This is also where --keep-stage 1 src/libstd comes into play. Since most changes to the compiler don't actually change the ABI, once you've produced a libstd in stage 1, you can probably just reuse it with a different compiler. If the ABI hasn't changed, you're good to go, no need to spend the time recompiling that std. --keep-stage simply assumes the previous compile is fine and copies those artifacts into the appropriate place, skipping the cargo invocation.

The reason we first build std, then rustc, is largely just because we want to minimize cfg(stage0) in the code for rustc. Currently rustc is always linked against a "new" std so it doesn't ever need to be concerned with differences in std; it can assume that the std is as fresh as possible.

The reason we need to build it twice is because of ABI compatibility. The beta compiler has it's own ABI, and then the stage1/bin/rustc compiler will produce programs/libraries with the new ABI. We used to build three times, but because we assume that the ABI is constant within a codebase, we presume that the libraries produced by the "stage2" compiler (produced by the stage1/bin/rustc compiler) is ABI-compatible with the stage1/bin/rustc compiler's produced libraries. What this means is that we can skip that final compilation -- and simply use the same libraries as the stage2/bin/rustc compiler uses itself for programs it links against.
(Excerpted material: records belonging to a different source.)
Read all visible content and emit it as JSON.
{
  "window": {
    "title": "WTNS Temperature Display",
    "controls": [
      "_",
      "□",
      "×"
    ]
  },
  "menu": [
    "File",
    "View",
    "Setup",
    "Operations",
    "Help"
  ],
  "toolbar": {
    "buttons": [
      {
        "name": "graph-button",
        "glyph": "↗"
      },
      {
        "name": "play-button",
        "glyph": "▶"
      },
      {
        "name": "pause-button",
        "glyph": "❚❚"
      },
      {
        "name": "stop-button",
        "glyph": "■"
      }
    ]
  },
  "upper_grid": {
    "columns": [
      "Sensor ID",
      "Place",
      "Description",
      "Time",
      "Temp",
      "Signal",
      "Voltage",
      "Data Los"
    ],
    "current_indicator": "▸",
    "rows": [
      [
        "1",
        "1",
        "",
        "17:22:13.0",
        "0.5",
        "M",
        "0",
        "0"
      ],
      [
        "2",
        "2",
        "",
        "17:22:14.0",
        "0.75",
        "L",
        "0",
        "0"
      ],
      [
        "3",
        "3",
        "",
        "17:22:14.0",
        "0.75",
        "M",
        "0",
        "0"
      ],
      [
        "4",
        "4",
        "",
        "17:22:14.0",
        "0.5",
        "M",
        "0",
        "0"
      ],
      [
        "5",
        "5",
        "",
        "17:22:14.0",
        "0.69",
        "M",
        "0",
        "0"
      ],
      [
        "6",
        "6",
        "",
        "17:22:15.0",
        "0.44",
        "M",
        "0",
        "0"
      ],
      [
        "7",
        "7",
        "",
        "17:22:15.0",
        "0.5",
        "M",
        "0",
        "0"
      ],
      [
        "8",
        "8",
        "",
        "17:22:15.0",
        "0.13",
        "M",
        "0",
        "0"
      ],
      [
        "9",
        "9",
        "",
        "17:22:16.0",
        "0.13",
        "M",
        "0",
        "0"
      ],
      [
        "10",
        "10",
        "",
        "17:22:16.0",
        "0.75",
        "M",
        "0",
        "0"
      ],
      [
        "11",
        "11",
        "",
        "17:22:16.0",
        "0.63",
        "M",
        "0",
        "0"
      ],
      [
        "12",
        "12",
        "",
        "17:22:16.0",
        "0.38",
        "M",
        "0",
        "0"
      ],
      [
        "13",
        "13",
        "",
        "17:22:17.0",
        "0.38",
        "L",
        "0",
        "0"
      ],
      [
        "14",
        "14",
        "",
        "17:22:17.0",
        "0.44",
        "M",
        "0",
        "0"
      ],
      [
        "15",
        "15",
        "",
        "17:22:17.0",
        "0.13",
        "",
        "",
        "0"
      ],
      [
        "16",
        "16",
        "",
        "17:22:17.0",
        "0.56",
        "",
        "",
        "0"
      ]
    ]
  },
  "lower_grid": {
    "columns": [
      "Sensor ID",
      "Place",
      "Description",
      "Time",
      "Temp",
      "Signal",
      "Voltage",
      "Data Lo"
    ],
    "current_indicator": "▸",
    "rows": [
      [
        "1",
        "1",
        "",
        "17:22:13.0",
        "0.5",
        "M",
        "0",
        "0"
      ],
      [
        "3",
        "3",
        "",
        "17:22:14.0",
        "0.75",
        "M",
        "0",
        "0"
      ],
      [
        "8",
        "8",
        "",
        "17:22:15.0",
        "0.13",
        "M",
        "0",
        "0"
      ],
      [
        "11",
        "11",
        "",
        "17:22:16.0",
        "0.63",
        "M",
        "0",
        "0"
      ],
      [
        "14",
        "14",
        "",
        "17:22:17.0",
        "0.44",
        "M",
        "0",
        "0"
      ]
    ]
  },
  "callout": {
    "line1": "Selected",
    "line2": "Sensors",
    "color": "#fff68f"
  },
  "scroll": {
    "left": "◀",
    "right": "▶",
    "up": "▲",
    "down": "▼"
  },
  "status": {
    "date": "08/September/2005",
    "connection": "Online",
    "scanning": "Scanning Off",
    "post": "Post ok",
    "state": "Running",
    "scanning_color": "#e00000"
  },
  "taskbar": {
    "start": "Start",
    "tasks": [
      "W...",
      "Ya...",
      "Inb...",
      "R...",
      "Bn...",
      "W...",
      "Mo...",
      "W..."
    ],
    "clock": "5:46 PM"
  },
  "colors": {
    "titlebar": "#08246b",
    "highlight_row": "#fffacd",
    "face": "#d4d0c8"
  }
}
This stage2/bin/rustc compiler is shipped to end-users, along with the stage 1 {std,rustc} artifacts.

Environment Variables

During bootstrapping, there are a bunch of compiler-internal environment variables that are used. If you are trying to run an intermediate version of rustc, sometimes you may need to set some of these environment variables manually. Otherwise, you get an error like the following:

thread 'main' panicked at 'RUSTC_STAGE was not set: NotPresent', src/libcore/

If ./stageN/bin/rustc gives an error about environment variables, that usually means something is quite wrong -- or you're trying to compile e.g. librustc or libstd or something that depends on environment variables. In the unlikely case that you actually need to invoke rustc in such a situation, you can find the environment variable values by adding the following flag to your command: --on-fail=print-env.